Wherever the word "Maximum" occurs in the listing below, copy that whole line.

>>>

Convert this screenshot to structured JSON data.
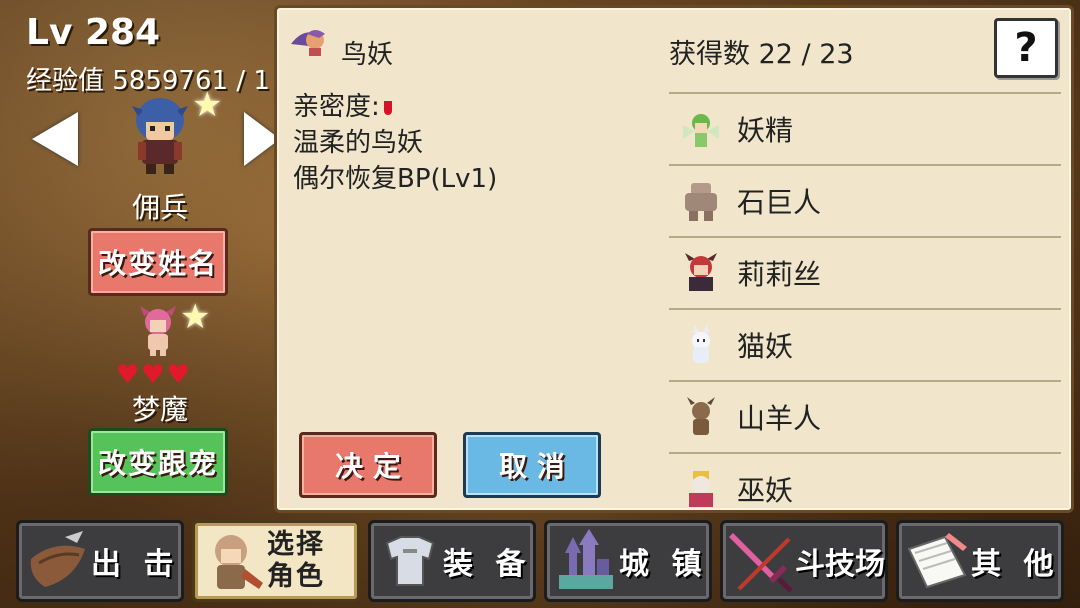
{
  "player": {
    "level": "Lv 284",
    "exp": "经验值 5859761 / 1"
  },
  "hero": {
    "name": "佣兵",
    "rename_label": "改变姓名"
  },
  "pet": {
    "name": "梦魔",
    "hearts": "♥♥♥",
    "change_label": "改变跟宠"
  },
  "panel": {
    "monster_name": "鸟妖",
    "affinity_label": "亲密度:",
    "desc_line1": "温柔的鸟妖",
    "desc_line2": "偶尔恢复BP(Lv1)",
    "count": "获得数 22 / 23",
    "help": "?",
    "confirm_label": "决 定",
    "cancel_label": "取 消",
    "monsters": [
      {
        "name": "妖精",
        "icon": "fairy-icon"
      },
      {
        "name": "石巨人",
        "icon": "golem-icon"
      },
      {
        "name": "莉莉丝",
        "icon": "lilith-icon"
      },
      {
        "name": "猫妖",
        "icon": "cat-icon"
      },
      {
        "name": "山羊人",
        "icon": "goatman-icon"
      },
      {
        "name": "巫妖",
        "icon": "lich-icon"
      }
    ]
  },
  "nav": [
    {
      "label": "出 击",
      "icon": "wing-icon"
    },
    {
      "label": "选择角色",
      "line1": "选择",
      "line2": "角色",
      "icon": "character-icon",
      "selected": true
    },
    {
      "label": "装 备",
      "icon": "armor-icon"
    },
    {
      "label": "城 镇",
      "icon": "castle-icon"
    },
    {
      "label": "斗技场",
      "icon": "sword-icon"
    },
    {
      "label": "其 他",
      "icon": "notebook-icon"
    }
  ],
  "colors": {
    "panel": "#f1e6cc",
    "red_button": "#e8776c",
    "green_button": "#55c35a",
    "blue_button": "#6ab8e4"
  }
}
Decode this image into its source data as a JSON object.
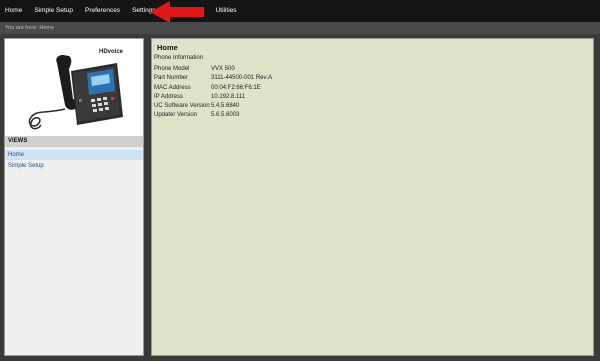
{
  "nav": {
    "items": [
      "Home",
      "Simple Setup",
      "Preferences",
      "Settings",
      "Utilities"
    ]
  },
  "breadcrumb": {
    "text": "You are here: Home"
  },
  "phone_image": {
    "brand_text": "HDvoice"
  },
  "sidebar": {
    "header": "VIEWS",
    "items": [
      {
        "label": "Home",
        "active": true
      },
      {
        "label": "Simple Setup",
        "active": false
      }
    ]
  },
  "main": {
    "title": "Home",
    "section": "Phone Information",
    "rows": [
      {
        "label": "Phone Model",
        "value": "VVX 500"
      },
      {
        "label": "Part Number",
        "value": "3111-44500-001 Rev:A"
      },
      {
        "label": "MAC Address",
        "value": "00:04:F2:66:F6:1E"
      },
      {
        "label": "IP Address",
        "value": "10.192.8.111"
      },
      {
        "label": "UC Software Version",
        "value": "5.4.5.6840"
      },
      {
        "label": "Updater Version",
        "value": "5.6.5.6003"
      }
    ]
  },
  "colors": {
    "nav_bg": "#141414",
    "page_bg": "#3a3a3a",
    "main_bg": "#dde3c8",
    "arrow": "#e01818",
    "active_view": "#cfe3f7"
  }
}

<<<
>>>

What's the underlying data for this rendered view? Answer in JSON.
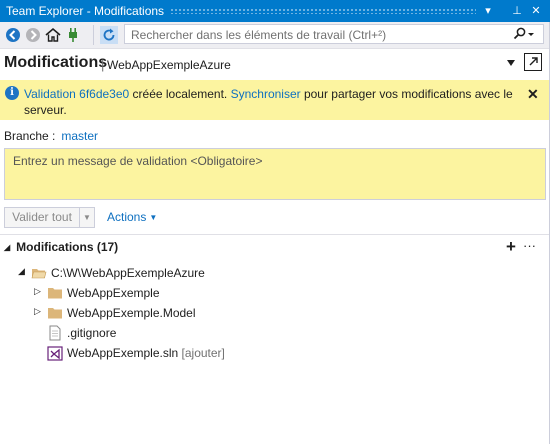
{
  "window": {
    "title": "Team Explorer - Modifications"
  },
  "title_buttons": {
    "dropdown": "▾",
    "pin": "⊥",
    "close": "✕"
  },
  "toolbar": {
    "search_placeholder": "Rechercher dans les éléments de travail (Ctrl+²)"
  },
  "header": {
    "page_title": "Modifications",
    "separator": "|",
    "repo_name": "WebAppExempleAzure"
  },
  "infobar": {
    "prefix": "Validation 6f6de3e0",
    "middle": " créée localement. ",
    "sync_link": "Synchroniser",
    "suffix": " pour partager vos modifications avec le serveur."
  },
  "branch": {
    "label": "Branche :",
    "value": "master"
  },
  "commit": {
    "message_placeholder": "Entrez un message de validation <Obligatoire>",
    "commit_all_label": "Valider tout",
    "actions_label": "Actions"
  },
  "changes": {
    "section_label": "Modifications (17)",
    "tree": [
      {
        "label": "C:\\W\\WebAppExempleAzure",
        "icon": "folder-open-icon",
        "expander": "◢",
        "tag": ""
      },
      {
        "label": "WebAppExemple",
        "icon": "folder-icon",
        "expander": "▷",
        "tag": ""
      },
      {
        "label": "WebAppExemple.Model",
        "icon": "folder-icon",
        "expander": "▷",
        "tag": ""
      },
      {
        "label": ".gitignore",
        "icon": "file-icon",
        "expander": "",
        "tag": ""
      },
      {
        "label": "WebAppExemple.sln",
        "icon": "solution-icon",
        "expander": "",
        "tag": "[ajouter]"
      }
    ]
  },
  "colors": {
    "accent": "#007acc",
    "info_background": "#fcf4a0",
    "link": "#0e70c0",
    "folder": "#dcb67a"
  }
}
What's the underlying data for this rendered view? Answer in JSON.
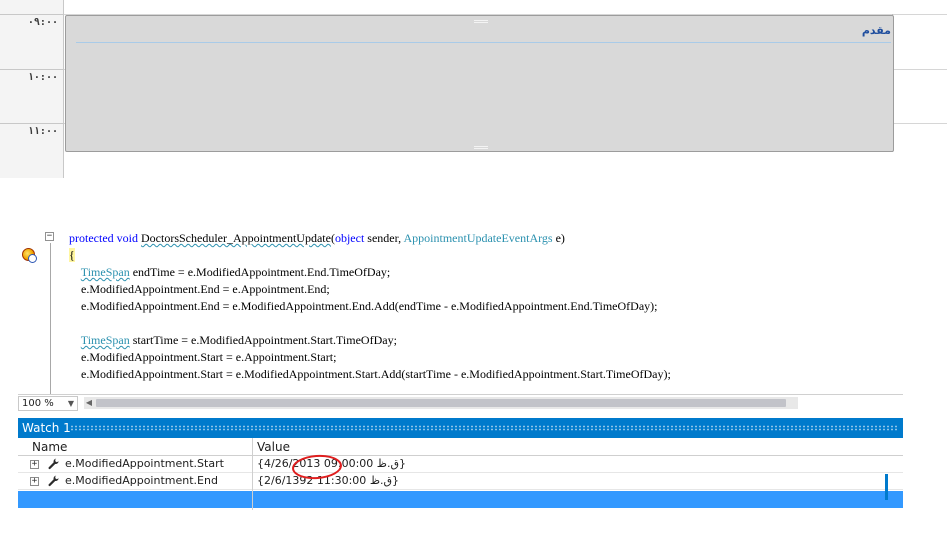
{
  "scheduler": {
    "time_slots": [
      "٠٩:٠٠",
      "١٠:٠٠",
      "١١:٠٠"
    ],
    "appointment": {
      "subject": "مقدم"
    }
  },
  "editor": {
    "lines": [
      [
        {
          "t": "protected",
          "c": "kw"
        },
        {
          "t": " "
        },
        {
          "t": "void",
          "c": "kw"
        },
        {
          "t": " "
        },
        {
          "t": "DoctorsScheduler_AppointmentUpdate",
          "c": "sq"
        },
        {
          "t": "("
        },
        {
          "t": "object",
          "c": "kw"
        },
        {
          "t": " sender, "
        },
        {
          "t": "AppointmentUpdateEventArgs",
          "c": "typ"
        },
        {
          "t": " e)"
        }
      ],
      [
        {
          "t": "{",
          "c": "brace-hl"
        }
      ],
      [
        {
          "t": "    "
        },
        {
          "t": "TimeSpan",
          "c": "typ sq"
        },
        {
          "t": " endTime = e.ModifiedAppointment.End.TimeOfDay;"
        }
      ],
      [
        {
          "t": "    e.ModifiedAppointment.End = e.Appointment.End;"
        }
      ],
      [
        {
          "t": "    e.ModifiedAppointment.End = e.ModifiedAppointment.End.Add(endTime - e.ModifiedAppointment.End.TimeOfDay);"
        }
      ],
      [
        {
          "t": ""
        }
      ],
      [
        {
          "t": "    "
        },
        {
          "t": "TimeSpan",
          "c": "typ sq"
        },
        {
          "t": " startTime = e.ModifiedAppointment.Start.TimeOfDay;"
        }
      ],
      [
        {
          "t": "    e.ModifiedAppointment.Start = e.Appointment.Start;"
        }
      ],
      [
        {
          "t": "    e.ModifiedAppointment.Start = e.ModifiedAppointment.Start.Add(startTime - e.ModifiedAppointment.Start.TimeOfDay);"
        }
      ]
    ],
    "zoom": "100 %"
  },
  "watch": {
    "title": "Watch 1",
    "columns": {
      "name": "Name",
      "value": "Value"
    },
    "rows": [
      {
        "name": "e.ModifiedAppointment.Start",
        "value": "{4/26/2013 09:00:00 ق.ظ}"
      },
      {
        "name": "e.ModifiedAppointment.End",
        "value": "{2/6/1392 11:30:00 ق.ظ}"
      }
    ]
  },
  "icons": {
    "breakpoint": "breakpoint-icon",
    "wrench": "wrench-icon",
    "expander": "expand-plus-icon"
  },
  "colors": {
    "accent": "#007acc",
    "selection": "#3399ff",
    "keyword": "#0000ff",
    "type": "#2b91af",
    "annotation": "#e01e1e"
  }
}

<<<
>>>

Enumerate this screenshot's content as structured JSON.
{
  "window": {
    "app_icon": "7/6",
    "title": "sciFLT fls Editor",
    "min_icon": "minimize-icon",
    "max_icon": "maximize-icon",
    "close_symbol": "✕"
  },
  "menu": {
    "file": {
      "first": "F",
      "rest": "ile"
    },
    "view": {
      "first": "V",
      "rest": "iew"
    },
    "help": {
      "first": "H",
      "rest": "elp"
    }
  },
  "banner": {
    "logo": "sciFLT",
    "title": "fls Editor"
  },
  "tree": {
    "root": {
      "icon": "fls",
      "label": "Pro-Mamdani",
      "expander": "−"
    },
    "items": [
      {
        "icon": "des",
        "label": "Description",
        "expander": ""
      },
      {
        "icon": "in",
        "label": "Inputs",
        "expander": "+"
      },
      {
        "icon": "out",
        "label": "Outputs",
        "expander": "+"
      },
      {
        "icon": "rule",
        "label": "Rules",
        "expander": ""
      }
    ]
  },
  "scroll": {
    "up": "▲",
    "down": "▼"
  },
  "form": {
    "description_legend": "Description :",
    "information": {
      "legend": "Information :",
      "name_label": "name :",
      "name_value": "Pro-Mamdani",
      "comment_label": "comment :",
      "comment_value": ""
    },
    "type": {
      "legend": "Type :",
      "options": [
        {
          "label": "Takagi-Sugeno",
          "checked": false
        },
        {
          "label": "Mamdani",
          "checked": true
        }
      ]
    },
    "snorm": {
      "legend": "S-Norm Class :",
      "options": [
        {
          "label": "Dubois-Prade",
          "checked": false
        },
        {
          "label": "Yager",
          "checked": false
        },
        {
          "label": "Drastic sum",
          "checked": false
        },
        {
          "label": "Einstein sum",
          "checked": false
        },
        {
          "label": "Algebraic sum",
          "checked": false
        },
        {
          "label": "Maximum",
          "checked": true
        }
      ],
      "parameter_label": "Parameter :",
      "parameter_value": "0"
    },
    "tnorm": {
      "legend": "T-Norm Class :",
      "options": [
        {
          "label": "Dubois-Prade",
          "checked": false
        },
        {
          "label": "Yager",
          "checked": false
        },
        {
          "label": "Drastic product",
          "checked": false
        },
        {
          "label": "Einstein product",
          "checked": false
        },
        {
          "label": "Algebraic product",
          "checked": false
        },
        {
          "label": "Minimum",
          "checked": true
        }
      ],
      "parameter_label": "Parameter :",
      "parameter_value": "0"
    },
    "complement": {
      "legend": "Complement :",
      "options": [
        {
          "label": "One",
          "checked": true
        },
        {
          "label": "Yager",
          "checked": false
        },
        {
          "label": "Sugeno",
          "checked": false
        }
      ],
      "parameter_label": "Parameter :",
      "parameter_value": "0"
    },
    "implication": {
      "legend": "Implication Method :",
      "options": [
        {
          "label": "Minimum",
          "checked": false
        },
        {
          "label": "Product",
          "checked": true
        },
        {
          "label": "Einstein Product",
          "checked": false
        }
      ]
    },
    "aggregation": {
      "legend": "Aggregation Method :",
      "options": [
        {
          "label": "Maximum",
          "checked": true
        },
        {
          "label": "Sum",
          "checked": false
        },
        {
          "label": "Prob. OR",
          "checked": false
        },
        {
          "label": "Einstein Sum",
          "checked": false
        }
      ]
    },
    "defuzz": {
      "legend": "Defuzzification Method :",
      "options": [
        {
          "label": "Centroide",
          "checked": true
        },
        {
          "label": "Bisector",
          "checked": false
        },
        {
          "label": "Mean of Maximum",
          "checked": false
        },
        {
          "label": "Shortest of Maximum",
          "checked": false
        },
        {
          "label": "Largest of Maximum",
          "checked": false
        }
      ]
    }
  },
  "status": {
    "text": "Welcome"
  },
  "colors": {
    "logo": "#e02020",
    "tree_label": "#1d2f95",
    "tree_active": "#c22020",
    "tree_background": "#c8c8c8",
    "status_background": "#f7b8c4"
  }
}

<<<

### TASK ANSWER
          "label": "Maximum",
          "label": "Maximum",
          "label": "Mean of Maximum",
          "label": "Shortest of Maximum",
          "label": "Largest of Maximum",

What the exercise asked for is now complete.